Largest-ever European air quality tests carried out in Antwerp
Clean air activist group Ringland is spearheading a research project to measure the NO2 levels in Antwerp in order to compare the results of future environmental initiatives
The partners will ask 1,000 Antwerpenaars to hang measuring tubes with sensors at the front of their flat, house, school, company or association headquarters from 30 April to 28 May. Scientists want to measure in detail the amount of nitrogen dioxide (NO2) in the air, which is an important indicator for air pollution caused by traffic. It will be the largest-ever NO2 measurement project ever carried out in Europe.
The initiative can offer comparisons of pollution levels in different areas of the city and also give researchers a baseline with which to compare results of future projects aimed at improving the city’s air quality. Next year, the City of Antwerp is introducing a low-emissions zone, meaning that vehicles not conforming to environmental standards will not be allowed to drive in the city centre.
Ringland, a citizens’ group that campaigns for an alternative to the Flemish government’s BAM plan to join the Antwerp ring road, hopes that the ring will be covered in the future, making it essentially into a tunnel.
UAntwerp has recently set up similar projects in which citizens are actively involved. For the AIRbezen initiative, Antwerpenaars put 1,100 strawberry plants on windowsills so that researchers could measure the amount of fine dust in several areas.
To spearhead these kinds of projects, Ringland has organised a study department called the Ringland Academy.
Photo courtesy Ringland
Pollution in Flanders
months of life lost because of air pollution

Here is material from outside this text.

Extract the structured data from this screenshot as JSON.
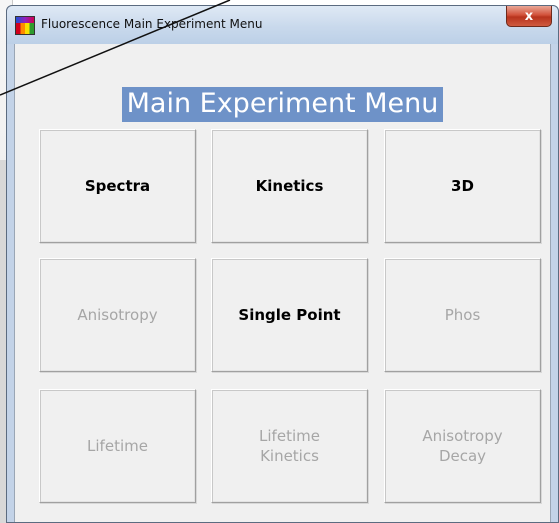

alarm level for microgram level of fine particulates per cubic metre
billion greenhouse gas emissions in CO2 equivalents in Flanders in 2011